The room is undeniably small – only 14 sq m, including the frosted glass pod that contains the shower and toilet – but is certainly comfortable. The linen is Frette, the Hansgrohe shower is powerful, the toiletries are by perfumer Alessandro Gualtieri; movies and wi-fi are free.
Moreover, the idea is that guests spend little time in their high-tech cabins, gathering instead in the lobby downstairs. In fact, “lobby” doesn’t quite do justice to the open-plan ground floor space which is split into zones resembling a bar, restaurant, lounge, office and kitchen (Citizen M calls them “integrated living areas”). It works brilliantly, managing to be both stylish and homely. There are photographs by Mario Testino, a portrait of Andy Warhol by Gavin Turk and a video installation by Hans Ob de Beeck in the lift. Shelves are packed with art and fashion books, and the room is full of furniture from celebrated designers such as Charles and Ray Eames, Verner Panton, Jean Prouvé and Isamu Noguchi.
All this, in a great location close to Tate Modern and the South Bank, costs as little as £99 per room per night. Many grotty bed and breakfasts on the outskirts of the city charge more. It seems like a giveaway and yet Citizen M’s real innovation is neither its tablet computers nor funky lobby but a business model that permits low prices and luxury touches while still achieving higher margins than conventional hotels.
“When you look at the net returns in this industry, they are pathetic!” says Levie. “Our big advantage is that we could start with a blank sheet of paper and rethink the whole model.”
So the rooms, for example, are all identical, which is marketed as being “more democratic” but has the happy side effect of streamlining the booking and check-in process. They are prefabricated off-site (in Liverpool), then stacked together like Lego, allowing this hotel to open just 11 months after work began.
Online booking avoids commission payments to travel agents; self-service check-in terminals avoid the need for receptionists; the help-yourself, 24-hour canteen avoids the need for waiters. Even that expensive furniture comes at a discount, thanks to a partnership deal with manufacturer Vitra, which has been persuaded that the hotels will act as “living showrooms” for the products.

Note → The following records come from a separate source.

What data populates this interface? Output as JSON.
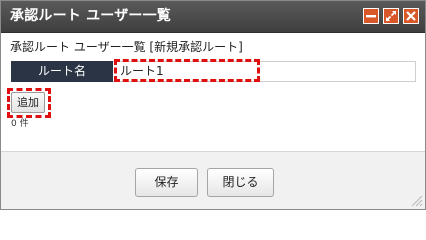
{
  "window": {
    "title": "承認ルート ユーザー一覧",
    "accent_color": "#d9582a",
    "icons": [
      "minimize-icon",
      "maximize-icon",
      "close-icon"
    ]
  },
  "content": {
    "heading": "承認ルート ユーザー一覧 [新規承認ルート]",
    "route_name_label": "ルート名",
    "route_name_value": "ルート1",
    "add_label": "追加",
    "count_text": "0 件"
  },
  "footer": {
    "save_label": "保存",
    "close_label": "閉じる"
  }
}
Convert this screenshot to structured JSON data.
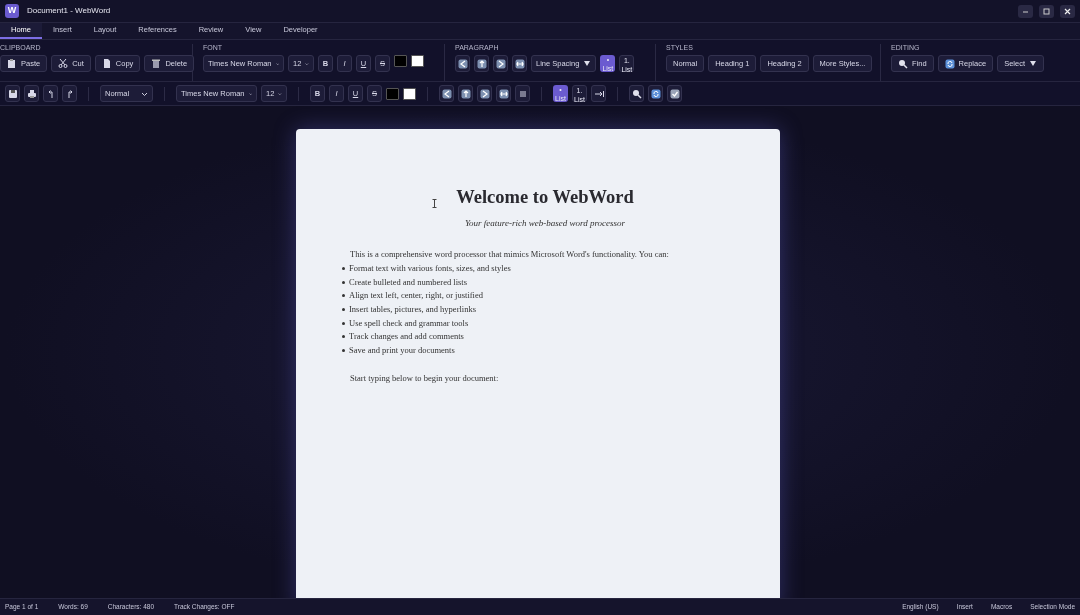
{
  "window": {
    "title": "Document1 - WebWord",
    "logo": "W"
  },
  "tabs": [
    {
      "label": "Home",
      "selected": true
    },
    {
      "label": "Insert",
      "selected": false
    },
    {
      "label": "Layout",
      "selected": false
    },
    {
      "label": "References",
      "selected": false
    },
    {
      "label": "Review",
      "selected": false
    },
    {
      "label": "View",
      "selected": false
    },
    {
      "label": "Developer",
      "selected": false
    }
  ],
  "ribbon": {
    "clipboard": {
      "title": "CLIPBOARD",
      "buttons": [
        "Paste",
        "Cut",
        "Copy",
        "Delete"
      ]
    },
    "font": {
      "title": "FONT",
      "font": "Times New Roman",
      "size": "12",
      "format": [
        "B",
        "I",
        "U",
        "S"
      ],
      "swatches": [
        {
          "color": "#000000"
        },
        {
          "color": "#ffffff"
        }
      ]
    },
    "paragraph": {
      "title": "PARAGRAPH",
      "line_spacing": "Line Spacing",
      "lists": [
        {
          "marker": "•",
          "label": "List",
          "selected": true
        },
        {
          "marker": "1.",
          "label": "List",
          "selected": false
        }
      ]
    },
    "styles": {
      "title": "STYLES",
      "buttons": [
        "Normal",
        "Heading 1",
        "Heading 2",
        "More Styles..."
      ]
    },
    "editing": {
      "title": "EDITING",
      "buttons": [
        "Find",
        "Replace",
        "Select"
      ]
    }
  },
  "toolbar": {
    "style": "Normal",
    "font": "Times New Roman",
    "size": "12",
    "format": [
      "B",
      "I",
      "U",
      "S"
    ],
    "swatches": [
      {
        "color": "#000000"
      },
      {
        "color": "#ffffff"
      }
    ],
    "lists": [
      {
        "marker": "•",
        "label": "List",
        "selected": true
      },
      {
        "marker": "1.",
        "label": "List",
        "selected": false
      }
    ]
  },
  "document": {
    "title": "Welcome to WebWord",
    "subtitle": "Your feature-rich web-based word processor",
    "intro": "This is a comprehensive word processor that mimics Microsoft Word's functionality. You can:",
    "bullets": [
      "Format text with various fonts, sizes, and styles",
      "Create bulleted and numbered lists",
      "Align text left, center, right, or justified",
      "Insert tables, pictures, and hyperlinks",
      "Use spell check and grammar tools",
      "Track changes and add comments",
      "Save and print your documents"
    ],
    "closing": "Start typing below to begin your document:"
  },
  "status_bar": {
    "left": [
      "Page 1 of 1",
      "Words: 69",
      "Characters: 480",
      "Track Changes: OFF"
    ],
    "right": [
      "English (US)",
      "Insert",
      "Macros",
      "Selection Mode"
    ]
  }
}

If this is a hotel revolution, then Citizen M is not alone in the vanguard. In New York, Yotel and the Pod Hotel have pioneered the combination of small bedrooms with large, stylish, communal areas. A second Pod Hotel opened earlier this month and both companies say they are planning expansion into other US cities.

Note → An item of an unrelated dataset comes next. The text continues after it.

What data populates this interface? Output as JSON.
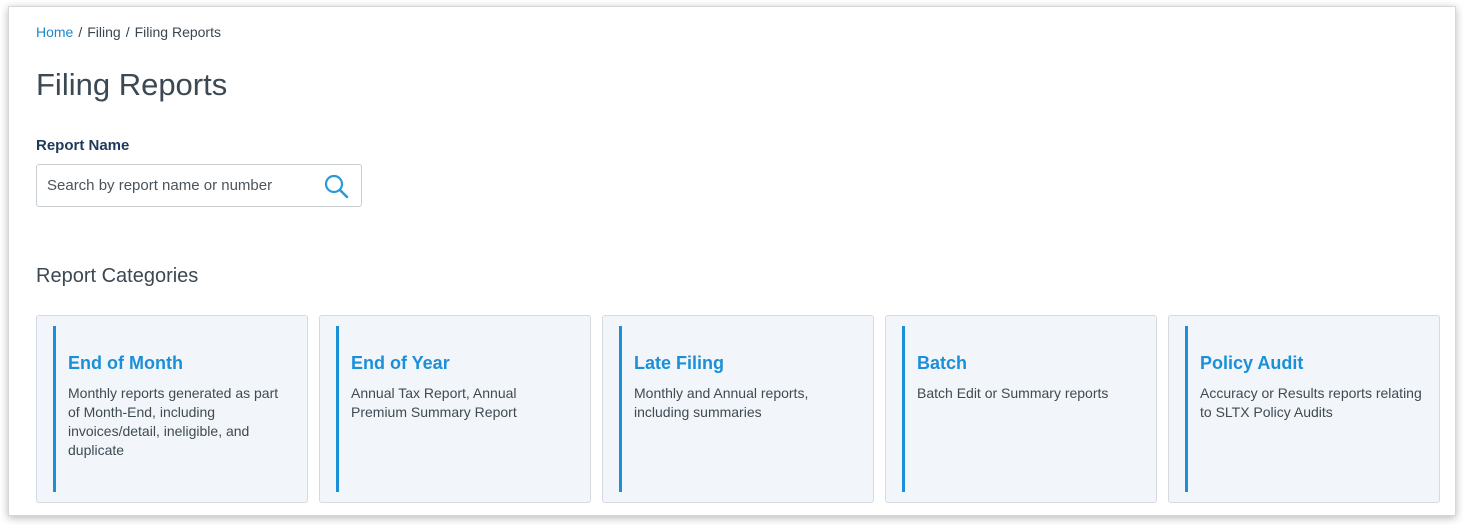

Back in London, the Hoxton Hotel, which shares many of Citizen M’s characteristics – from free wi-fi and cheap snacks to a buzzing lobby that operates “like a public members club” – is poised for a rapid international roll-out after being bought in May for £65m by investment firm Ennismore Capital. “It’s a phenomenal brand and we want to scale that globally,” says Sharan Pasricha, managing partner of Ennismore Capital. “Put simply, budget doesn’t have to be boring any more.”
● Double rooms at Citizen M (www.citizenm.com) cost between £99 and £199.
● Doubles at the Hoxton (www.hoxtonhotels.com) cost between £49 and £249.